“Science and society are moving from a historical emphasis on individual processes to a concern about entire systems. The complexity of the world in which we live, along with the increased level of our ambitions, now cause us to want to understand systems and predict, as much as we can, their behavior. Understanding systems requires approaches that permit both the discovery and extrapolation of system structure. Analytically, systems are often represented as networks of interacting elements, thus the business of studying systems can be approached using methods for studying causal networks.”

Sincerely,

Jim Grace

Comment by Jim Grace — November 11, 2014 @ 11:28 am

Dear Jim,

I have no disagreement with anything you write. Networks are fascinating concepts. Part of this summer I spent working with some researchers at Facebook on causal problems in such settings. To me it seemed that potential outcomes can bring a lot to those problems. See for example the work by Aronow and Samii at Yale. Perhaps causal graphs are also useful there. There are lot of interesting problems there, and the more methods for handling them the better.

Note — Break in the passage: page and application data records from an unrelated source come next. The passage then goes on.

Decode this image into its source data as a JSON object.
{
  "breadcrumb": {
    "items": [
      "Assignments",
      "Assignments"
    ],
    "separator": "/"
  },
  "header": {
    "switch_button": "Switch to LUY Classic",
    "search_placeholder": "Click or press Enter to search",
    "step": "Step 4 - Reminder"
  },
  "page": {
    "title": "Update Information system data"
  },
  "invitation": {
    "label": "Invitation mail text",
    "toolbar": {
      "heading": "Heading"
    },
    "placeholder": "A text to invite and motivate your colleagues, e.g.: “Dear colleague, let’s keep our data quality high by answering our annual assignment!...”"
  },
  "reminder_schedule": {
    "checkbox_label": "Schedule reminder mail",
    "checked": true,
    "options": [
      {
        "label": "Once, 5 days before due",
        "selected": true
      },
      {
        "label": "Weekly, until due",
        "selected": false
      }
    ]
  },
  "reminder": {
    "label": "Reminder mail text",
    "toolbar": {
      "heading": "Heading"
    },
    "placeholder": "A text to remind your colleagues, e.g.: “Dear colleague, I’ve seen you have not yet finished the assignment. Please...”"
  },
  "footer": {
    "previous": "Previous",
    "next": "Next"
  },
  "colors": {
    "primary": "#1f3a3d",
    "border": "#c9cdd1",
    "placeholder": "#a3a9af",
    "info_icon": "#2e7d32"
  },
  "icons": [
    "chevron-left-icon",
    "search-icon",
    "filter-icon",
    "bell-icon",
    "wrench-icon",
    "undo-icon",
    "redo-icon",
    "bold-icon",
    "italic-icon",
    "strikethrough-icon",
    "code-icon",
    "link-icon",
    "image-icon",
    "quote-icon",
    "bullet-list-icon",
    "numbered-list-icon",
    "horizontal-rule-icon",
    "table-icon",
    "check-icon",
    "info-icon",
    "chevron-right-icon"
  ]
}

For me it also gets touchy when authoritative voices declare what we should and should not be doing. That is why I strongly object to statements like Judea’s claim: “There was a time when people settled differences by saying: Oh, it is just a different approach to the same problem, each person may choose the argument he/she finds most persuasive, let a thousand flowers bloom, there are dozen roads to Rome, etc. That era has ended with the development of objective criteria of tractability and feasibility.” Scholars should make up their own minds and statements likes the quote in my view diminish the tremendous accomplishments of Judea and the causal graph community.

Respectfully,

Guido Imbens

Comment by guido imbens — November 11, 2014 @ 12:12 pm

[…] in 1995. Even an explicit demonstration of how a toy problem would be solved in the two languages (link) did not yield any […]

Pingback by Causal Analysis in Theory and Practice » On the First Law of Causal Inference — November 29, 2014 @ 4:09 am

lustra na wymiar piotrkówSee this lustra na wymiar for yourself.Glass furniture,building and much more in Piotrków Trybunalski

Trackback by lustra — May 7, 2015 @ 7:12 am